For validation and testing purposes, it is often necessary to collect one hundred percent of the data bus traffic. Today, bus monitors exist which are capable of extracting all data or being programmed to collect only certain messages to selective terminal addresses and subaddresses or error conditions.
Since 1553 is a one megabit asynchronous bus, the high speed (compared to other platform functions) and the non-synchronous nature of the data traffic present particular problems in the acquisition and analysis of the data. There are two primary methods for acquiring and storing this data; on board bulk storage, and telemetry.
On board bulk storage is performed by means of magnetic tape or semiconductor memory. High density, multitrack tape has advantages of allowing the data bus to be recorded and synchronized to a clock. Its obvious disadvantage is the amount of data which can be acquired due to the time limitations of the tape (speed, length, etc.). The amount of data storable in semiconductor memory can easily be increased by the addition of more memory, but there are limitations. Additionally, data compression techniques and algorithms can be applied to condense the data and increase storage capacity without loss of data or its resolution.
Telemetry systems collect and encode the data for transmission, via a radio communications link, to a ground station for recording and analysis. Systems available today monitor for the desired data and then synchronize the data with a clock. The synchronized data is then encoded via pulse code modulation (PCM) and time multiplexed along with other signals into the telemetry system. The data is usually formatted to the IRIG (Inter-range Instrumentation Group) standards and hence existing ground receiving equipment can handle the decommutation of the data.
The instrumentation of the data bus needs to be addressed as part of the overall testing and systems integration activities. The systems designer needs to analyze and identify the signals with need to be monitored such that an adequate instrumentation package can be designed.
The BUS-65518 tester/simulator card (see photo on page I-84) provides a tool that can serve many uses in 1553 development, testing, and maintenance. The board, which plugs into an IBM PC or compatible, is capable of emulating bus controller, up to 32 remote terminals, and bus monitor simultaneously. The board has capabilities for BC message scheduling (including minor and major frames), extensive error injection for BC and RTs, and “trigger” and *selection” (filtering) capabilities for the monitor. The BUS-65518 comes with interactive menu software allowing easy setup of all modes with no programming. The board can be used in a lab environment for software development and systems integration and debug.
In addition to the interactive menu software, real time libraries are available for C, Pascal, Windows 3.1X, 95 and NT.. The real-time libraries, which provide an interface between the user’s program and the board, are ideal for test, simulation, and demonstration applications.
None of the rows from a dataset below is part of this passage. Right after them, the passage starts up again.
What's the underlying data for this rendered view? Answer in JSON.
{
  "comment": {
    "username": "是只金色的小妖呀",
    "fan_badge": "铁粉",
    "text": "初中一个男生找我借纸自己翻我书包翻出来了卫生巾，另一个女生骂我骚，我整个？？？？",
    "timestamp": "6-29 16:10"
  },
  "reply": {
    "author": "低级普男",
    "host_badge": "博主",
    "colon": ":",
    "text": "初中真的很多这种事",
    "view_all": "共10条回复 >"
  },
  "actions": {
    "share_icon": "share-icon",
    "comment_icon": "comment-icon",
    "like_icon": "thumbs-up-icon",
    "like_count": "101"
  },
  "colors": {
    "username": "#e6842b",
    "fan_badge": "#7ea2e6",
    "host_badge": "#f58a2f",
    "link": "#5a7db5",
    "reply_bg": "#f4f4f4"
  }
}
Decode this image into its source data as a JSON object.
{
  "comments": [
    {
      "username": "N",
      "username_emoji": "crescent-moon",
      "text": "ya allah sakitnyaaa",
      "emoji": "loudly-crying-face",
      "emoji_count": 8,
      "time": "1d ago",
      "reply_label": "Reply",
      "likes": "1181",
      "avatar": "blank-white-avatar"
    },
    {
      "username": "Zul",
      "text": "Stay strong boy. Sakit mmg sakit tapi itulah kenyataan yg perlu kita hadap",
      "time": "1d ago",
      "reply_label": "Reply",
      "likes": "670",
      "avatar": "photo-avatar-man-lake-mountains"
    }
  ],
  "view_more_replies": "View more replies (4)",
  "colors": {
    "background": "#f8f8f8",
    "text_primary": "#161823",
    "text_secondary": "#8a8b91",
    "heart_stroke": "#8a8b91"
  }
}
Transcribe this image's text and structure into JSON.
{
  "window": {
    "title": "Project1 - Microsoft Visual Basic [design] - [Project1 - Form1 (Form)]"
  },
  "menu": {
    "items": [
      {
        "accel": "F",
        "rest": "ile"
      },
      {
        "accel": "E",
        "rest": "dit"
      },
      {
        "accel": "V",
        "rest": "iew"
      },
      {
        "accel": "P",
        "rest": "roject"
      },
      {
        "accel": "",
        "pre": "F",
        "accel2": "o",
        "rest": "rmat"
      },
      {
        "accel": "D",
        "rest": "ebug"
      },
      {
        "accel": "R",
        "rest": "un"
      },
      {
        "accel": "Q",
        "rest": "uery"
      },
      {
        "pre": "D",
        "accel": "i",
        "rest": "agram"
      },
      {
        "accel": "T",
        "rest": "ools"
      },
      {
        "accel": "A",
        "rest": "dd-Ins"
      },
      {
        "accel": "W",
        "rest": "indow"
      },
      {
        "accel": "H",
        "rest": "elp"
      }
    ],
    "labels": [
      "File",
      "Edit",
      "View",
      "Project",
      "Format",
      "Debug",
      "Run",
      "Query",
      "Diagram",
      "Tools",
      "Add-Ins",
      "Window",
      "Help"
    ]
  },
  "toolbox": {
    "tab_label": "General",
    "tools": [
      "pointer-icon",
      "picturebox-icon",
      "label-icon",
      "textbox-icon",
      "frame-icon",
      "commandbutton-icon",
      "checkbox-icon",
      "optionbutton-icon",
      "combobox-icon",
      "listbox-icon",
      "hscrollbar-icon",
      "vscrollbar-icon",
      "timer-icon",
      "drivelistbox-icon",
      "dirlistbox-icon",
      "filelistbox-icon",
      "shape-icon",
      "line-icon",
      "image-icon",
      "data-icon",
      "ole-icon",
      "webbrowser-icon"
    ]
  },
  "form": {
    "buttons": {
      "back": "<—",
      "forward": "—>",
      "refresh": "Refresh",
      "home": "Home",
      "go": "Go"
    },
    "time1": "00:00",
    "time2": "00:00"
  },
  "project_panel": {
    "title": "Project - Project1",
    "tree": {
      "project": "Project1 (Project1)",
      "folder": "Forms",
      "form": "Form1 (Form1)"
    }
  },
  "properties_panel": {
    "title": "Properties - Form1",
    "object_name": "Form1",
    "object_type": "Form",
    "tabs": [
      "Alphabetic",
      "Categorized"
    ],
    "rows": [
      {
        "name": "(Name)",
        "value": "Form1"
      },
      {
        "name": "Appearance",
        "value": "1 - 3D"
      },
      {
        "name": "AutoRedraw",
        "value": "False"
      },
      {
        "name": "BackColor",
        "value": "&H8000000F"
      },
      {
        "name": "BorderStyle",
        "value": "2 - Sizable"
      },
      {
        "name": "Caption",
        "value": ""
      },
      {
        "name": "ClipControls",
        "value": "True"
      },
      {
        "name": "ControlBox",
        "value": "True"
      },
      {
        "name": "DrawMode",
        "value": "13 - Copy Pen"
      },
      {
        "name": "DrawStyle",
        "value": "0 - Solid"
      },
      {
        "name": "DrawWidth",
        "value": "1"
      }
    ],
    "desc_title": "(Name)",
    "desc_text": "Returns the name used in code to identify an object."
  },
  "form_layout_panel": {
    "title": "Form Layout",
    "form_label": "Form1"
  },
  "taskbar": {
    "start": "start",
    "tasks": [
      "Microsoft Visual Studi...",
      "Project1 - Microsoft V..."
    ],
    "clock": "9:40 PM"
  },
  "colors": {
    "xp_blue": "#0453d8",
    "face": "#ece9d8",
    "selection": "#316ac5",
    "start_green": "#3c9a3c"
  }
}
Other software options for the BUS-65518 allow emulation of MIL-STD-1553A RTs, implement the validation and production RT test plans, support monitor-to-hard-disk storage, provide parameter monitor capabilities, and provide capabilities to reconstruct message traffic from monitored data.